I’d originally thought that “The Black Ring” was concluding here, but I’m glad that’s not the case. Because as anti-climactic as this issue of “Action Comics” is, it’s nice to know we still have one more chapter.
First, the good part. I like the idea that Lex Luthor and Brainiac (who showed up at the end of last issue as the final foe in this story) are playing a massive game of chess, each trying to out-maneuver one another, trying to think multiple steps ahead to avoid getting the killing blow. It’s how characters as smart as them should be presented, able to use their wits as a weapon. Paul Cornell gets that right, and in general I’ve appreciated how he’s shown Lex Luthor to be an exceedingly smart person, not just a generic bad guy.
The down side, though, is that there’s a little too much, “Aha, but let me tell you my own brilliance!” back and forth. I’m not saying each issue needs to have a fight scene, but rather that this issue feels remarkably free of any sort of energy.
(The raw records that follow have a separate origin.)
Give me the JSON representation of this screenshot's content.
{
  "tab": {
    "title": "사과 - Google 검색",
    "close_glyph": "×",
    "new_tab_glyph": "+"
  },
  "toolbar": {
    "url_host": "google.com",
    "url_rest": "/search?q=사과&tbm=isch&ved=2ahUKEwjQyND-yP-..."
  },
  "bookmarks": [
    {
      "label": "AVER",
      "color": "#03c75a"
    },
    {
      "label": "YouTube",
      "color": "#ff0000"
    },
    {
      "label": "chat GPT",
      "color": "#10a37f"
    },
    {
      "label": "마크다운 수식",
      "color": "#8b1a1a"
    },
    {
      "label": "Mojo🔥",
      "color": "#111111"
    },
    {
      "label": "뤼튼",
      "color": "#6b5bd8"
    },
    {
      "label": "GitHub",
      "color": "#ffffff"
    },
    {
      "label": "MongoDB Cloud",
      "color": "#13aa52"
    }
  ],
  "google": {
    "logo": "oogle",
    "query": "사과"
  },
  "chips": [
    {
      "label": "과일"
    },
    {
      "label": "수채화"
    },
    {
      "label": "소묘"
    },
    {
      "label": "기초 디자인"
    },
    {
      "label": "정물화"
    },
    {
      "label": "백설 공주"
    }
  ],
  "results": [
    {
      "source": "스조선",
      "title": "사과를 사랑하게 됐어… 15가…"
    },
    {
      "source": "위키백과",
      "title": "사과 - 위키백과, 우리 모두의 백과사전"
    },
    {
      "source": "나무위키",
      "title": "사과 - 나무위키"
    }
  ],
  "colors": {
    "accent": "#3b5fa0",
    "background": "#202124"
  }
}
It just sort of limps along, and the physical confrontation between Lex and Brainiac feels like a cheat. Conflict, be it physical or mental, needs to be a little more exciting.
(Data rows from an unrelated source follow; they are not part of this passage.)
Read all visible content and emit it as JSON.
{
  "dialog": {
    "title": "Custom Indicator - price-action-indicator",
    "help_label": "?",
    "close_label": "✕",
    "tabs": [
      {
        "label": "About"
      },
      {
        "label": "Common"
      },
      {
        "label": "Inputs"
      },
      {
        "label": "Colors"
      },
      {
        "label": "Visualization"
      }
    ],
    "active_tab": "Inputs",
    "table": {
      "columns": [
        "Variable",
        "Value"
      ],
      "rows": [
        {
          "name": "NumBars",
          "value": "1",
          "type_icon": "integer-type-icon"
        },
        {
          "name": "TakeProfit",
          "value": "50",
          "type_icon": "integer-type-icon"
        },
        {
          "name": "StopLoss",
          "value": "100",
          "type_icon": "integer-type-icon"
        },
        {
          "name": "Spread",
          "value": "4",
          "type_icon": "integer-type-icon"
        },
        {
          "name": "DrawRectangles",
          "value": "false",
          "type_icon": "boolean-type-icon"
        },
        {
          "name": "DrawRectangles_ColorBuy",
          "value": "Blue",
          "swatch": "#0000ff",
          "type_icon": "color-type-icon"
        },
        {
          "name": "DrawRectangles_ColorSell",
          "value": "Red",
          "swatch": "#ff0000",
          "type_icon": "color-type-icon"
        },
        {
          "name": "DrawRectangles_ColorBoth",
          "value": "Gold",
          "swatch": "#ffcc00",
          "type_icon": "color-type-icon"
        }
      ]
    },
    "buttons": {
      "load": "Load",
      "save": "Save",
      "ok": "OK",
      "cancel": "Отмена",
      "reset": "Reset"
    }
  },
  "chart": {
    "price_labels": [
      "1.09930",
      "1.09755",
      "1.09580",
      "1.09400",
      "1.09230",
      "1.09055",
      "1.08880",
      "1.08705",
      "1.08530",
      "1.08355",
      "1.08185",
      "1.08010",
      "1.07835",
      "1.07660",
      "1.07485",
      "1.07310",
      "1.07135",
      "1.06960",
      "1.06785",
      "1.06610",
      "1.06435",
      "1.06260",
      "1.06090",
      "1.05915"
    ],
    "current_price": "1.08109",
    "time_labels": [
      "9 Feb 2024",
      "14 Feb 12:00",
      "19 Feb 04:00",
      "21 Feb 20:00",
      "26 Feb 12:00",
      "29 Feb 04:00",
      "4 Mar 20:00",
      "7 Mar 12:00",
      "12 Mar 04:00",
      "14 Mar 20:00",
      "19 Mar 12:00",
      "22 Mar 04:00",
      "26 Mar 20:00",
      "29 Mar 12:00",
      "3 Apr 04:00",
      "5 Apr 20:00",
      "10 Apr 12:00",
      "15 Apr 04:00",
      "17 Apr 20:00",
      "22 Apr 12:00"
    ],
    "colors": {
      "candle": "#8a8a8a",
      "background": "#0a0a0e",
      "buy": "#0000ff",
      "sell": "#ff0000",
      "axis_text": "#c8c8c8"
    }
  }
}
And when the secret of the black spheres is finally revealed, well, it also feels anti-climactic. In many ways it feels undeveloped, despite the fact that we’ve been reading about them for ten issues now. “Action Comics” #900 may still pull this part of the story up and into something stronger, but for now the moment of reveal is far less interesting than the lead-up to this moment.
Pete Woods is absent this month (no doubt gearing up for the conclusion) and Jesus Merino steps in to pinch hit. I loved Merino’s art on his “Justice Society of America” run with Bill Willingham, but it isn’t as strong here. Brainiac here looks less like a scientist in a jumpsuit (something I appreciated in Gary Frank’s redesign) and much more like a stereotypical villain in a spandex outfit, and in general the expressions on their faces seem to focus far too much on a furrowed brow to illustrate frustration or struggle or anything else but happy. (The less said about pop-eyed Lex right before the final blow is administered to Brainiac, the better.) And as for the true force behind the spheres? It looks like a leftover monster from an early ’90s comic. Hopefully Woods can salvage its appearance.
I’ve greatly enjoyed most of the Cornell and Woods run on “Action Comics,” but this chapter feels like a misstep. I appreciate what Cornell and Merino were trying to accomplish here, but it doesn’t quite hit the mark. Here’s to next month’s conclusion being up to the normally higher standards of this run.